By Teddy Knox
Economists and business leaders agree: the American workforce is experiencing a skills shortage that is likely to grow. Record-breaking numbers of job openings combined with a relatively stagnant hiring rate provide compelling evidence that employers are searching for qualified candidates but struggling to find them. Recent evidence suggests that the health care, education, and tech sectors are particularly hungry for skilled employees, and more broadly that the U.S. is short 1.4 million professionals with “skills like communication, reasoning, and working in teams.”
These social and emotional skills are the focus of a growing body of corporate research. A 2016 analysis of 77 million job postings revealed that by far the most popular skill requested on listings is “oral and written communication,” and that eight of the top 20 skills fall into the category of “communication, integration, and presentation.” A national survey of employers found their three highest priority skills to be teamwork, decisionmaking, and communication, and of the 16 skills identified by the World Economic Forum as required for 21st century success, 10 relate to teamwork or emotional intelligence.
So how can the American education system and American employers work together to help prepare students for the 21st-century workforce? The National Commission convened dozens of business leaders to ask exactly that question. Here are some of the main lessons we learned:
The business community values a very broad range of social and emotional skills. When we asked business leaders to list the top skills valued by his/her company or industry, we heard some things we were expecting—communication, teamwork, adaptability—but many more that we hadn’t previously heard articulated. Corporate leaders also included skills such as intellectual curiosity; willingness to give and receive feedback; personal ownership of problems and challenges; and recognition of unconscious biases.
Social and emotional skills are explicitly measured and heavily rewarded in hiring and promotion practices. Corporate leaders don’t just claim to value social and emotional skills or appreciate them in the abstract; they define their hiring and promotion criteria around them. We heard several corporate leaders describe advancement rubrics that weight “what you do” equally to “how you do it"—meaning that how an employee interacts with teammates, communicates ideas, adapts to challenges, and projects passion on the job is as important as their productivity.
Finding common and accurate language on social and emotional development is key to promoting shared understanding. While our participants did not necessarily agree on what terminology to use when talking about social and emotional development, they did agree that establishing common language is essential to moving toward valuing and discussing it effectively. In particular, the group expressed its distaste for the term “soft skills” and its implicit devaluation of skills that are not “hard” or technical.

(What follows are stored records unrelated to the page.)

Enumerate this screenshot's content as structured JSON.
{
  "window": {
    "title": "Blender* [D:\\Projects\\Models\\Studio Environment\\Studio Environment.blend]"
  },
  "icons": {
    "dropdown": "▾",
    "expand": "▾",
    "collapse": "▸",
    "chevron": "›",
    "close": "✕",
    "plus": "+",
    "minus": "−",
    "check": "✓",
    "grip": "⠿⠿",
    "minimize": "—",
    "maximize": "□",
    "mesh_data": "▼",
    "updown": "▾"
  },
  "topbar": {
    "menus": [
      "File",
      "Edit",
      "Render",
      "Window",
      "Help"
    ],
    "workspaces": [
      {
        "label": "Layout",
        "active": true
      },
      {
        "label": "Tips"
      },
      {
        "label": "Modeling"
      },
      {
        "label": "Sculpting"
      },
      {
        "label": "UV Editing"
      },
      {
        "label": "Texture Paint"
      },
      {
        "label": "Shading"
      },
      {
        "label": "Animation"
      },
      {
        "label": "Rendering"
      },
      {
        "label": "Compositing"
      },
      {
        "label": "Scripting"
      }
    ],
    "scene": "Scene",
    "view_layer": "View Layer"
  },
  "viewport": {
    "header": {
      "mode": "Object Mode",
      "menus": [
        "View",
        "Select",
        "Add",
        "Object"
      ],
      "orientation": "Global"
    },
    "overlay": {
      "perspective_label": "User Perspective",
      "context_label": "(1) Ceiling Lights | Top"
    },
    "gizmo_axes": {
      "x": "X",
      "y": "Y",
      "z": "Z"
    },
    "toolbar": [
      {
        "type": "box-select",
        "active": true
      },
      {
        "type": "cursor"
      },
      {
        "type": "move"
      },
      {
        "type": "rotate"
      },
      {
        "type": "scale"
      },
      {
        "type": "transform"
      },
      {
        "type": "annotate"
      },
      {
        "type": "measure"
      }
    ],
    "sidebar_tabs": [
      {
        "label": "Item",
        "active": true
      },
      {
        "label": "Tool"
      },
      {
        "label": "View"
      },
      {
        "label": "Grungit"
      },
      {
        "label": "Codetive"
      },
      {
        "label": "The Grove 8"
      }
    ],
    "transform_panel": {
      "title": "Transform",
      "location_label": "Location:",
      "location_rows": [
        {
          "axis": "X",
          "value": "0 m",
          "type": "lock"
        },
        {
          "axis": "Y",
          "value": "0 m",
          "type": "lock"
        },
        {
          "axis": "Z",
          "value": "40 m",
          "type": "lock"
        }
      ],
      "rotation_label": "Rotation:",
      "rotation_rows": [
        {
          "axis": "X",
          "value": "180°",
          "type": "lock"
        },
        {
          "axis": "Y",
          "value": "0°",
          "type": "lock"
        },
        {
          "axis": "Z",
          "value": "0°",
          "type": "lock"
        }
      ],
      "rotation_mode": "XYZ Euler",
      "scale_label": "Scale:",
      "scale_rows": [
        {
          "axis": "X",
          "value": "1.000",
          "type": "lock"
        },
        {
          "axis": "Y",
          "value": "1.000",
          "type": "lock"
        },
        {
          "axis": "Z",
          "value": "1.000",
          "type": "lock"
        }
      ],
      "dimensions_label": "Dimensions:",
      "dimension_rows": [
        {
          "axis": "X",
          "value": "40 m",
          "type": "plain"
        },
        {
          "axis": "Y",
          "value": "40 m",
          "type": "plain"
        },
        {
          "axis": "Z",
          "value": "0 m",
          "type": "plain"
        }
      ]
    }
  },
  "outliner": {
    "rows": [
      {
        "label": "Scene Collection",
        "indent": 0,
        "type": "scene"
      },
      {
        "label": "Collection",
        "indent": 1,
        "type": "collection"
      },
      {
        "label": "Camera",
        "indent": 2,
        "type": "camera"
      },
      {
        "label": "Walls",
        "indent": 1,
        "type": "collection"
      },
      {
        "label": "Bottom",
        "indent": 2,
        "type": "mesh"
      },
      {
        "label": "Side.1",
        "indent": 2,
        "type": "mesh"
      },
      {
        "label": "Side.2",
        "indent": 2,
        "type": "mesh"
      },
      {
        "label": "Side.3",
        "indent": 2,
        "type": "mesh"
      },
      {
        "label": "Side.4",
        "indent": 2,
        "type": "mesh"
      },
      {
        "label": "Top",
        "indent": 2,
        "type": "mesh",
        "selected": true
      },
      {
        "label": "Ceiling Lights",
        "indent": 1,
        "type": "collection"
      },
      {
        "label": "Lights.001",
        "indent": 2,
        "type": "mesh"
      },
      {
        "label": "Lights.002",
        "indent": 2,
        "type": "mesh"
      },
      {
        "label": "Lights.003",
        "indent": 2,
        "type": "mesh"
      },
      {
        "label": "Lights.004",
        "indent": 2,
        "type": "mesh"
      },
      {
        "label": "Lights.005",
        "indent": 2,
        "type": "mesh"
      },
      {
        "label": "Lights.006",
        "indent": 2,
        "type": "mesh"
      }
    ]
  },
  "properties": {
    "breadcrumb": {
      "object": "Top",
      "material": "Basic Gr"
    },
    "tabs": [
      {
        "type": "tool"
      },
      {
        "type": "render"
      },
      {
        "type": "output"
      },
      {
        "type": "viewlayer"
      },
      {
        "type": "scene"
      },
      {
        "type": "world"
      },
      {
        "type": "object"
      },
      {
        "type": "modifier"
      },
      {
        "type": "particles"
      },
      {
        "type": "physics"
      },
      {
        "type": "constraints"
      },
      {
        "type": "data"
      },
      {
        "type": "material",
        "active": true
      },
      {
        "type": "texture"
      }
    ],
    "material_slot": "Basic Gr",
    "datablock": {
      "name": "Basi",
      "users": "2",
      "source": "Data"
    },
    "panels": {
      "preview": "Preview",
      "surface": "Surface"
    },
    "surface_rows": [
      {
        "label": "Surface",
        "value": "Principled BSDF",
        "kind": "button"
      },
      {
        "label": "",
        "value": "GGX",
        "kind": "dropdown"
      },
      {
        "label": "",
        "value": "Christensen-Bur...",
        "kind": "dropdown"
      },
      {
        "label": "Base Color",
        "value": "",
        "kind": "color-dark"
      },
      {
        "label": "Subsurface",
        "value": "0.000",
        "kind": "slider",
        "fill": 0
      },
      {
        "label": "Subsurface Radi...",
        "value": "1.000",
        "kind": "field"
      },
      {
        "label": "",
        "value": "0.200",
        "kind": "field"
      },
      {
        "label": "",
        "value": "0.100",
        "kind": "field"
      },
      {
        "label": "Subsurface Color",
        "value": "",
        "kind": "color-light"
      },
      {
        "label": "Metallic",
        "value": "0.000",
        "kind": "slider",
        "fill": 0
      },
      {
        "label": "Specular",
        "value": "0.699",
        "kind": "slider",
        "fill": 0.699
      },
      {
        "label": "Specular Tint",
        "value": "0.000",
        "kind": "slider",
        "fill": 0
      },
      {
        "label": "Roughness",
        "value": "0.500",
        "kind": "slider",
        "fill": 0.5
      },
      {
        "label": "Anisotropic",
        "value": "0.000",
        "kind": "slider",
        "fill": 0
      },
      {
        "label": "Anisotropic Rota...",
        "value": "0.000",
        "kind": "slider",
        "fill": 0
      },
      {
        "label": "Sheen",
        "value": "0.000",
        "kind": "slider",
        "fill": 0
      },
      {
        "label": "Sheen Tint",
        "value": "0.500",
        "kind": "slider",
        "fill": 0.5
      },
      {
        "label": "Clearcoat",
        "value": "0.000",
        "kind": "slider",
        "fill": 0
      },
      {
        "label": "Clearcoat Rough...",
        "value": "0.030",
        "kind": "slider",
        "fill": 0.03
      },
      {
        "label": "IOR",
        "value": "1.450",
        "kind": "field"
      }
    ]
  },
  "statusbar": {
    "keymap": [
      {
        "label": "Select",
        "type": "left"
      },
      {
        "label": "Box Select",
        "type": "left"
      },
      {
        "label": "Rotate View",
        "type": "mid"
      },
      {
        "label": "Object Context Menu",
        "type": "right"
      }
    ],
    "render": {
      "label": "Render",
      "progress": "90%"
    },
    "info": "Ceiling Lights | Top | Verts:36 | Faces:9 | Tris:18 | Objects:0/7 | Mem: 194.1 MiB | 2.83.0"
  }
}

Corporate leaders think globally about the assessment and development of social and emotional skills. Throughout the discussion, corporate leaders emphasized a multicultural perspective on social and emotional skills as a priority. Some mentioned cultural sensitivity and the ability to work with diverse teams as key skills for employees. Others, when prompted to describe the ideal learning environments for skill development, mentioned the importance of maintaining diverse spaces for leadership training.
Business leaders have plenty of ideas about what schools can do better. Many members of the focus group offered their perspectives on how schools could improve on properly cultivating social, emotional, and academic development. One speaker criticized feedback and evaluation systems wherein students are graded on and commended for their academic success, but not for social and emotional excellence. Another speaker sensitive to the tight time and resource constraints affecting schools stressed the importance of embedding social and emotional learning into academic curricula.
Teddy Knox was a policy intern with the National Commission on Social, Emotional, and Academic Development. He is currently a junior studying economics and public policy at the University of Chicago.
The opinions expressed in Learning Is Social & Emotional are strictly those of the author(s) and do not reflect the opinions or endorsement of Editorial Projects in Education, or any of its publications.